Data for this task:
[Start of section]

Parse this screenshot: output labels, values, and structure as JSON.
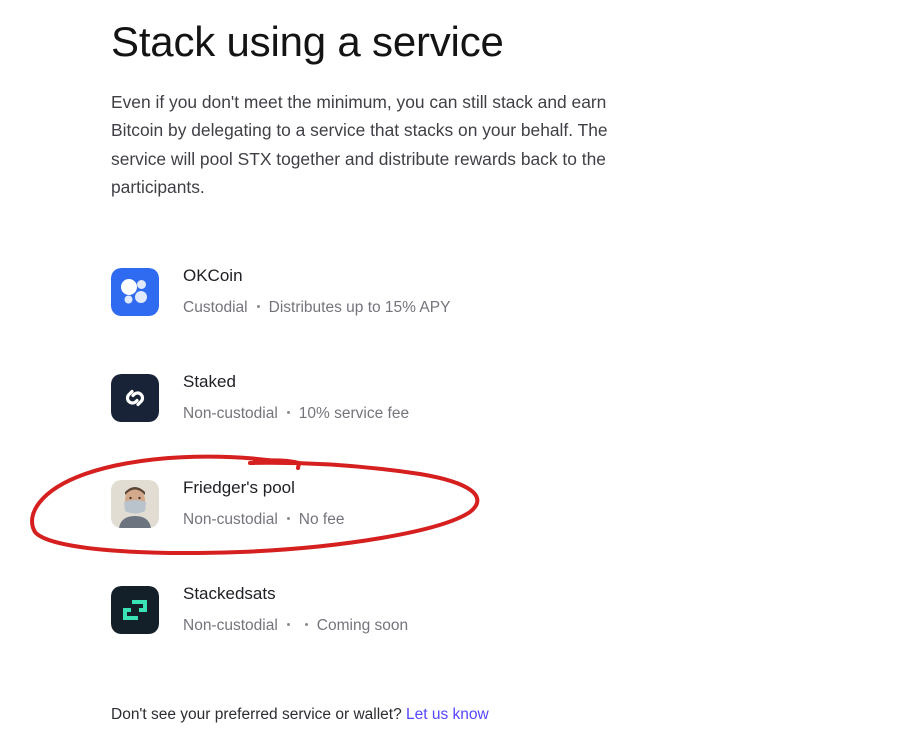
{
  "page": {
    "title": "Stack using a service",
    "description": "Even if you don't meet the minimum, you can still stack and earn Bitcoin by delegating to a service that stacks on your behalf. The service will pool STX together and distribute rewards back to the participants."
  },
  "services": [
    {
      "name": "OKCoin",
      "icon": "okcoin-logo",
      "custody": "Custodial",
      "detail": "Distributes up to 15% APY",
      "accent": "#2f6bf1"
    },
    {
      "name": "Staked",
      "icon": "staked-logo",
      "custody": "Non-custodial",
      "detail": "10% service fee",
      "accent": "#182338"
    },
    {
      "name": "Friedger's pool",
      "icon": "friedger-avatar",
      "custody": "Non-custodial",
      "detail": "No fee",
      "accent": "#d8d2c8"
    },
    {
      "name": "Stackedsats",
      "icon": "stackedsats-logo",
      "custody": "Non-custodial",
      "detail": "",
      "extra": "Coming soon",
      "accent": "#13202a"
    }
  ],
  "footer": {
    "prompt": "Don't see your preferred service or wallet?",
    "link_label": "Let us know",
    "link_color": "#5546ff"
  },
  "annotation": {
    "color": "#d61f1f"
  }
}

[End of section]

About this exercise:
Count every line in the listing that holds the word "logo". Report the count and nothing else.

Answer to the problem:
3